Moc and some friends made a trip to a local church on the hill and all signed their names in the visitor’s book. From a small shop Mog bought two three penny a box liquorice all-sorts made by Bassets. A gift for his parents it was like parting with a small fortune but he wanted something to take home for them. It was ironic that these peaceful times, later he would reflect on some of the older boy were destined to die in the War when serving as Pilots and Merchant seaman. The day’s soon sped by and the experience of that youthful time came to an end. It was over so quick as if the whole world had turned faster to deny ones treasured days of innocence and enjoyment. Camping and sleeping under canvas with so many lads to each and every bell tent. With the added aroma of wind of a different kind more of cabbage nature along with Brilliant wet clothing and tooth paste, brasso and boot polish wafting constantly to one nostrils.
Alas time to depart and off to make the return trip via the landing stage at Weston. The paddle steamer heaving with the slight swell of the incoming rising tide its all aboard and quiet chatter of youthful tongues. Hawsers cast off and under way steaming up the sun drenched brown swirling waters of the Bristol Channel. And onward up the winding brown mud banks of a narrow river Usk. The paddle Steamer soon slows its speed to a drift pace near Newport bridge. its bow gently touches into the mud bank opposite landing stage. Finally the manoeuvering Paddle steamer slowly drifts across the river aided by the flowing movement of incoming Tide. Its flow upstream takes the steamer around into the landing stage at Newport Bridge east side at Rodney Parade landing berth.
From a cloudless sky a summer sun beats down on the crowded decks of lads eager to get ashore. Mothers plucking their offspring from the trailing line of youth, carrying their cases. The Boys Brigade uniforms were now slightly soiled but on the boy’s sun tanned faces smiles of recognition of ones own family welcoming them as each and every boy they left the gangway from the floating pontoon down below at waters edge. Mog’s tanned face lit up in a smile as his mum grabbed case and helped him up the clattering wooden ramp of the landing stage gangway.

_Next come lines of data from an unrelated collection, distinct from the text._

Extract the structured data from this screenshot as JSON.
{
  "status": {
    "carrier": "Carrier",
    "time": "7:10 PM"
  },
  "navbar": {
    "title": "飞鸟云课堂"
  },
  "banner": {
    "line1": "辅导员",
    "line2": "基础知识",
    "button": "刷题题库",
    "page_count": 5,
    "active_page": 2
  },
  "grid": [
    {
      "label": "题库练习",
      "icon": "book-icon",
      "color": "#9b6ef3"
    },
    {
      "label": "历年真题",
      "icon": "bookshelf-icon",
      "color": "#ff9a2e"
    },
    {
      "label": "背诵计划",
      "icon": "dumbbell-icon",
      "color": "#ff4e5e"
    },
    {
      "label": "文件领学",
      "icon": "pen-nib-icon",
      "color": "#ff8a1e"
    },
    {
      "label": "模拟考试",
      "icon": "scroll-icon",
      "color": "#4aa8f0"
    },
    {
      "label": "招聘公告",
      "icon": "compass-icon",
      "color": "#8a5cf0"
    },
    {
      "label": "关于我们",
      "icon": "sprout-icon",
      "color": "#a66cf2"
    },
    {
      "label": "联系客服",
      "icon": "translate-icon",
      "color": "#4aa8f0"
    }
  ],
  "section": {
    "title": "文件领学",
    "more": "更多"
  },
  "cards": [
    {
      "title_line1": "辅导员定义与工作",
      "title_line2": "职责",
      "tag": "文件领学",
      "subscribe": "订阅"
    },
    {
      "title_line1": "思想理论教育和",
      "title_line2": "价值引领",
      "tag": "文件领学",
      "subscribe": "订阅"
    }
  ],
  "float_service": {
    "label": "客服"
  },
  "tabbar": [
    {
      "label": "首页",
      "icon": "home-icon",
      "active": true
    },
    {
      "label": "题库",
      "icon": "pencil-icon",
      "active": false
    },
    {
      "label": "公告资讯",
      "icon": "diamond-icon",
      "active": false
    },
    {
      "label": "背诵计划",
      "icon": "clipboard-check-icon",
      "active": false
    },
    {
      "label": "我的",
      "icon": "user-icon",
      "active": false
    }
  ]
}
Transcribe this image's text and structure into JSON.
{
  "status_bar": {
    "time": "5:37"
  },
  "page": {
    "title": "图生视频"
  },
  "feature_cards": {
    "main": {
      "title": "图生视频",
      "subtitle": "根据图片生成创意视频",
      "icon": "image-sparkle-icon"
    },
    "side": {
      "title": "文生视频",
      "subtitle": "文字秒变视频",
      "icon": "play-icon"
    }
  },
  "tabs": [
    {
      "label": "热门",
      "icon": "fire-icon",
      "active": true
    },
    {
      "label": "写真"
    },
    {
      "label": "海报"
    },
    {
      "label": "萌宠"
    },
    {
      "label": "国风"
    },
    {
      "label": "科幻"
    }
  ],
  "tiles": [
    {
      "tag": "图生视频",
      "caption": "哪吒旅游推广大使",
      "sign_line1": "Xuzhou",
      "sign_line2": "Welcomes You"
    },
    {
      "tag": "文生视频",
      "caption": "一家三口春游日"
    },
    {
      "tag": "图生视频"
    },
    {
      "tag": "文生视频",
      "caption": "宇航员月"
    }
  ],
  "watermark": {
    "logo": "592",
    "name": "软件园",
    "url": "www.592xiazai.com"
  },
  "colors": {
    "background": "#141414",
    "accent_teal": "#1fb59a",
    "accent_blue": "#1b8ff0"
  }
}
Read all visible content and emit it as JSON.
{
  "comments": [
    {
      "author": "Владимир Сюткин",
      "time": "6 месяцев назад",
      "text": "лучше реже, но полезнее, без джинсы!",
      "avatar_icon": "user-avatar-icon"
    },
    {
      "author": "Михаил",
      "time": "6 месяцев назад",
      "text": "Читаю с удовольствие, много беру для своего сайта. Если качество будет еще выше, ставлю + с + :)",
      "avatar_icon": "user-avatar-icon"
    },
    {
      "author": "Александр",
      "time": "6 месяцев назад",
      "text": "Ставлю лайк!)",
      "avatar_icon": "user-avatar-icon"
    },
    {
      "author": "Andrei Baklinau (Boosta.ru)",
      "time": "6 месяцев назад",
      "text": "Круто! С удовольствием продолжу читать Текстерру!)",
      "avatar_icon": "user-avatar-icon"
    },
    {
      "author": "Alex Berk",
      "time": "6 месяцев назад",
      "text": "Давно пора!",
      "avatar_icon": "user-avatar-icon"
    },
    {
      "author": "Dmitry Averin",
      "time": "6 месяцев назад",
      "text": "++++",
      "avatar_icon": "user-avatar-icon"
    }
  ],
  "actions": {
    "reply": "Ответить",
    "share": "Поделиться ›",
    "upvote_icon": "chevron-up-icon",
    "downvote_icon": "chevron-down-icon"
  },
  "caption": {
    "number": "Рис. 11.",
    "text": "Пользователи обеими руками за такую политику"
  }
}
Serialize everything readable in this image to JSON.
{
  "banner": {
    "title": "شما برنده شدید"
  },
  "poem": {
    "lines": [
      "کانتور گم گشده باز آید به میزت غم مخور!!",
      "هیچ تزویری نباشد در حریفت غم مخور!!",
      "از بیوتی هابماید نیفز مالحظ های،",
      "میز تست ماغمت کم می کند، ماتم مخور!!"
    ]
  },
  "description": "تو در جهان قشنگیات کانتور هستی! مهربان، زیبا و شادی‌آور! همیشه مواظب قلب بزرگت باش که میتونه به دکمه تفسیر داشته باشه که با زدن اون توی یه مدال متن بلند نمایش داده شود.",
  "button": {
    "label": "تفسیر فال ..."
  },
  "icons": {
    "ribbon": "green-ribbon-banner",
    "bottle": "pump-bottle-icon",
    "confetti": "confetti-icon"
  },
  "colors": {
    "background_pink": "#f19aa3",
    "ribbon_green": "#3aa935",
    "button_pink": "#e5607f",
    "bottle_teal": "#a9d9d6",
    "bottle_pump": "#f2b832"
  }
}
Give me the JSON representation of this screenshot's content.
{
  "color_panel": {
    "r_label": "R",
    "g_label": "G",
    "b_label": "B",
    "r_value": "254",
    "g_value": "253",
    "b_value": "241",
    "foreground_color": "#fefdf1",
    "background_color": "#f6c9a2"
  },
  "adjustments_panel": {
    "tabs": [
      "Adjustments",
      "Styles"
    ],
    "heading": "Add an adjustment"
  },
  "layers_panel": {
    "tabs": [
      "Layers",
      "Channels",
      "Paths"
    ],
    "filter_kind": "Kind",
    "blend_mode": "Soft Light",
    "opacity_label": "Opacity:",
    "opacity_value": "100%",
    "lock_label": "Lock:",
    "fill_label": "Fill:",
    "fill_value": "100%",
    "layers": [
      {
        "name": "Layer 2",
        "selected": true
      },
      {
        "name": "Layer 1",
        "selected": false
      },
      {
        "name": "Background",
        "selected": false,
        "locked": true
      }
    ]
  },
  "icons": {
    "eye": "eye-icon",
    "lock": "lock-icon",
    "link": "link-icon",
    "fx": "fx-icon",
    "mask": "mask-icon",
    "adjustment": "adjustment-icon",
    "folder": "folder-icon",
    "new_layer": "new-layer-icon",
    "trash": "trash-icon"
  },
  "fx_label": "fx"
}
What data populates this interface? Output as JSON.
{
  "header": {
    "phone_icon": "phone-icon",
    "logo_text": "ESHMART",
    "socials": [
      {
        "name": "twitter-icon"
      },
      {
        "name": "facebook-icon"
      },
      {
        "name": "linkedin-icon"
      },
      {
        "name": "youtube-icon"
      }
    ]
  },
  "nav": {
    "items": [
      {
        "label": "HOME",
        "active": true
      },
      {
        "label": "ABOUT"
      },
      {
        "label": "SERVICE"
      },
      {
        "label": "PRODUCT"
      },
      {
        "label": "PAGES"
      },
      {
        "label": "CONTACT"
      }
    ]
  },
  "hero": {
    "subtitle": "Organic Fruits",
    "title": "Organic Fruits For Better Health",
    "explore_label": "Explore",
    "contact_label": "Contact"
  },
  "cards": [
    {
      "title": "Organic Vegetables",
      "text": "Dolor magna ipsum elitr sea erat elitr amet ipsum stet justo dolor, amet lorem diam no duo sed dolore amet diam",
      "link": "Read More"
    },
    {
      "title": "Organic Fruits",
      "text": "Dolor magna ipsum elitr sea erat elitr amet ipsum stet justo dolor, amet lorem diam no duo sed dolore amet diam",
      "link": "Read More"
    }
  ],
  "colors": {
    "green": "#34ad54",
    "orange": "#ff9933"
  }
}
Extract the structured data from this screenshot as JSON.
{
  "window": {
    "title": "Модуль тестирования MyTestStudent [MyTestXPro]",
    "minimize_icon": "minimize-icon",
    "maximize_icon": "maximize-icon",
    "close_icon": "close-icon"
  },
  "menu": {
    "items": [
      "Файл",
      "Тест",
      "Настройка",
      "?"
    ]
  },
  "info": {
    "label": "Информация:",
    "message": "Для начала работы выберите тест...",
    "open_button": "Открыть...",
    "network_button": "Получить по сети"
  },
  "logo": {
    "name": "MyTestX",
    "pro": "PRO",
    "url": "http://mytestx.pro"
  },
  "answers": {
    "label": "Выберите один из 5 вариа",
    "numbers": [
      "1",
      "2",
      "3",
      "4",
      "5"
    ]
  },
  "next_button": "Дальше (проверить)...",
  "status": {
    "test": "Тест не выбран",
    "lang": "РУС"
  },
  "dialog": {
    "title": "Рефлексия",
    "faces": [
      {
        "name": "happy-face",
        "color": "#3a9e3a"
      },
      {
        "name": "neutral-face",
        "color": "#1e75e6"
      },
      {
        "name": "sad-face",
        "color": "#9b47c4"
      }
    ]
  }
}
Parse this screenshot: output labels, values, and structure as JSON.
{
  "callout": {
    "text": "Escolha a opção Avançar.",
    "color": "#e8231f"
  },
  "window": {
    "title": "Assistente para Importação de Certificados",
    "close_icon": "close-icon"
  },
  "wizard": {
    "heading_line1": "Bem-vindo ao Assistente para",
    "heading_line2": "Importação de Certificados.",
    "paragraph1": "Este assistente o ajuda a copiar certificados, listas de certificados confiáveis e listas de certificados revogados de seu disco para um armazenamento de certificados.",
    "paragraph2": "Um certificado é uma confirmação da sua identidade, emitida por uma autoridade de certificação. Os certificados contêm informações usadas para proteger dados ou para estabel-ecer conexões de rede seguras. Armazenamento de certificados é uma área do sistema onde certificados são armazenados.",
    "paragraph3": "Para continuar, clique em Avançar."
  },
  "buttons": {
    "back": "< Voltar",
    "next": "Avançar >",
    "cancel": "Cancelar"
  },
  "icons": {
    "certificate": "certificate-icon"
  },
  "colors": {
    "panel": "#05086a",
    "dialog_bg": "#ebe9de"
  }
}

So happy he became for it was a very hot day and was glad to get home and have a nice cup of tea.